    NOTE: consent is not required for anyone who has been de-identified, e.g., by blurring or blacking out eyes.

Access does NOT equal permission!

Just because images are freely available online doesn’t mean they are not copyrighted.

Online enduring courses do NOT qualify for Fair Use due to the fact that they are commercial products distributed to an external audience.

Images incorporated in a presentation that is published online for a fee may – or may not – be subject to copyright. There are several considerations for determining whether or not an image is subject to copyright, as illustrated by this decision tree.

Policy Governing Use of Images


Just because materials are freely available online doesn’t mean they are not copyrighted! Use of creative work owned by others in enduring online commercial products puts Boston Children’s Hospital at risk for copyright infringement.


The following are required for the display of any visual content such as tables, charts, graphs, photos, scans, illustrations, etc. on our site:

  • Rights, license, or permission to use the work for commercial purposes, (see usable images below).
  • Removal of Protected Health Information from diagnostic images (scans, sonograms, etc.)
  • Consent from anyone who can be identified in a photo (or the parent/guardian of minors). NOTE: consent is not required for anyone who has been de-identified, e.g., by blurring or blacking out eyes.
  • Source information for the work in question, including URL (if applicable) and author/owner (if known).

 Conditions under which copyrighted images may be used

  • You created and own the image
  • BCH owns the image – e.g., you or a BCH colleague created it in the course of clinical activity
  • Explicit permission to use in commercial products has been granted through:
    • A paid license
    • Creative Commons or other license
  • The image is in the public domain. This includes:
    • Some works created by the government
    • Works published in the US prior to 1923, and maybe after, depending on publication details

Images that are NOT subject to copyright

  • Diagnostic imagery (output from monitors, radiological images, sonograms, scopes etc.)
    • PHI must be removed.
  • Representations of plain data that has not been creatively enhanced.
    • Plain bar charts, pie charts, scatter plots and other presentations of data may be OK to include, but we will need source information to make this determination and cite appropriately.

Permissions Process

A structured process is necessary to ensure we adhere to copyright guidelines, and reduce project timelines. For any material that you did not create or photograph yourself (“third-party content”), or do not have license or permission to publish online for commercial purposes:

The images is NOT essential for communicating presentation content (e.g. decorative images, comics)
Remove image from presentation.
Images is essential to the substance of your presentationTry and obtain permission for use from copyright holder, or
Create an substitute image

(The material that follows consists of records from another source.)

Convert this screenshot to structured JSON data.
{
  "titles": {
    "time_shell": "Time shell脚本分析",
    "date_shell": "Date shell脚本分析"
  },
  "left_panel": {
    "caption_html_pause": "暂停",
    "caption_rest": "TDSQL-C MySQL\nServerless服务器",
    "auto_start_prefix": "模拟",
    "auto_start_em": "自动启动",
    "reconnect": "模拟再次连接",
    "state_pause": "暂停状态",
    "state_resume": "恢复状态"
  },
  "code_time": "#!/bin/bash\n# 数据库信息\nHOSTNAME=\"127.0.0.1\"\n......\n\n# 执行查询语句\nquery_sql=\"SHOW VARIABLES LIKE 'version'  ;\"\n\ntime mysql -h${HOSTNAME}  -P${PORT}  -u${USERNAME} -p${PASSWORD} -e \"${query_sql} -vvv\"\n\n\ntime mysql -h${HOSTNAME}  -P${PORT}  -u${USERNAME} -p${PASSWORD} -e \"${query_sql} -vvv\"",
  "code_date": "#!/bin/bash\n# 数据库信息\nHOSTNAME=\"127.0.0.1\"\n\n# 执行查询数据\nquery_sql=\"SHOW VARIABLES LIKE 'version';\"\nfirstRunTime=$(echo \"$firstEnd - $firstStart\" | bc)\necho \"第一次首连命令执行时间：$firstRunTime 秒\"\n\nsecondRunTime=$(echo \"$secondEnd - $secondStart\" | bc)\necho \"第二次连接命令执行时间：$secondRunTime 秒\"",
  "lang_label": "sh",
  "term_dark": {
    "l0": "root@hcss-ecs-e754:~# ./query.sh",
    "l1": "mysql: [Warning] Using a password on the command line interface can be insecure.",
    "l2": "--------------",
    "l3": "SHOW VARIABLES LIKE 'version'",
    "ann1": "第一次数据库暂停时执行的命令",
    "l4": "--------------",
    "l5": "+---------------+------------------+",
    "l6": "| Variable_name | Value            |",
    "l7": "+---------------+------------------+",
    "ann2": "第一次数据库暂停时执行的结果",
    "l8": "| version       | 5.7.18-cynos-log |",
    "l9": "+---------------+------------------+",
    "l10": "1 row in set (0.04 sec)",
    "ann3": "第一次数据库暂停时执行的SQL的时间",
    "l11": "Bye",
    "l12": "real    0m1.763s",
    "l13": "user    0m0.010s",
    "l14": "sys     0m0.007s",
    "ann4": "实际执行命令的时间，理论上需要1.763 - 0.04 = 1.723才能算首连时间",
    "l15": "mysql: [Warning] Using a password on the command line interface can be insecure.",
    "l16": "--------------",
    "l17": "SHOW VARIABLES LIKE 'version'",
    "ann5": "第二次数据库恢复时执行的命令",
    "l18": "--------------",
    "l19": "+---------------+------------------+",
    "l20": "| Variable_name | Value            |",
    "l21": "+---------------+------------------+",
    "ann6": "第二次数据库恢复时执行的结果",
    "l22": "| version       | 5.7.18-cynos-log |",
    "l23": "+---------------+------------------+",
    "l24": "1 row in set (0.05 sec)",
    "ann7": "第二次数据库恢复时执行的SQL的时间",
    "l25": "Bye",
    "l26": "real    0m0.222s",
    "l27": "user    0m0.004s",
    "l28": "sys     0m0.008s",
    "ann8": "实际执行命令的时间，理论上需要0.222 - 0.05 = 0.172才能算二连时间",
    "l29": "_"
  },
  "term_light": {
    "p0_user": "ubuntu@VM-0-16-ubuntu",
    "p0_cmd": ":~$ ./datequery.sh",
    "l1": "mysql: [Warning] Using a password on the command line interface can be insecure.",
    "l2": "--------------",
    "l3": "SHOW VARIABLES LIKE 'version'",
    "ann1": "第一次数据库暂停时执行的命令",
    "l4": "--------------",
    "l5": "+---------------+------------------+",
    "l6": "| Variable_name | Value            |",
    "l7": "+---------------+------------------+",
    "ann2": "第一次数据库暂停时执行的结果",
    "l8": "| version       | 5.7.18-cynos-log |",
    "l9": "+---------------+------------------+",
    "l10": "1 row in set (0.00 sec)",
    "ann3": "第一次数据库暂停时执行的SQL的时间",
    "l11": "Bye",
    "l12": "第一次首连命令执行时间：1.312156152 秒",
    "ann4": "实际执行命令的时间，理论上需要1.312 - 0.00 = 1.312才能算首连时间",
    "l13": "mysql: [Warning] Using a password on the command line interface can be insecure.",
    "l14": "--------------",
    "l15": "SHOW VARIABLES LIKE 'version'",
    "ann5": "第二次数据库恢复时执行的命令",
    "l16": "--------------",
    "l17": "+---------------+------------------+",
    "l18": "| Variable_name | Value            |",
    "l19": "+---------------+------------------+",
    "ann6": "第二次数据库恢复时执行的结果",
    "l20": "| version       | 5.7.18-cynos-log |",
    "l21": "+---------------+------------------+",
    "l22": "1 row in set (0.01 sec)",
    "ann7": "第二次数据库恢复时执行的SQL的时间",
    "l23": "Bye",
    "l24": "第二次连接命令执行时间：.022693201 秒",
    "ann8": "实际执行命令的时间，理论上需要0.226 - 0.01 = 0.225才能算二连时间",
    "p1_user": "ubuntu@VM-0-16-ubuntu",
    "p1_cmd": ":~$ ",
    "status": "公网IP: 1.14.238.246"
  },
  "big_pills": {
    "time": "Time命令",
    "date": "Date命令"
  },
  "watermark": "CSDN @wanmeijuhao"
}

Note: these are resource intensive processes.

How to Find Open Access/ Creative Commons materials

Google Search:

  • Select Images under the search bar to limit your search to images.
  • Then click “Tools,”>”Usage Rights”>”labeled for reuse”.
  • Be sure to save the URL of each item.

Creative Commons search: Be sure to save the URL of each item.

OPENi (Open Access Biomedical Image Search Engine):

Hardin MD Public Domain Medical Gallery:

History of Medicine

CDC Public Health Image Library (PHIL)

MedPix (searchable online open access medical image database):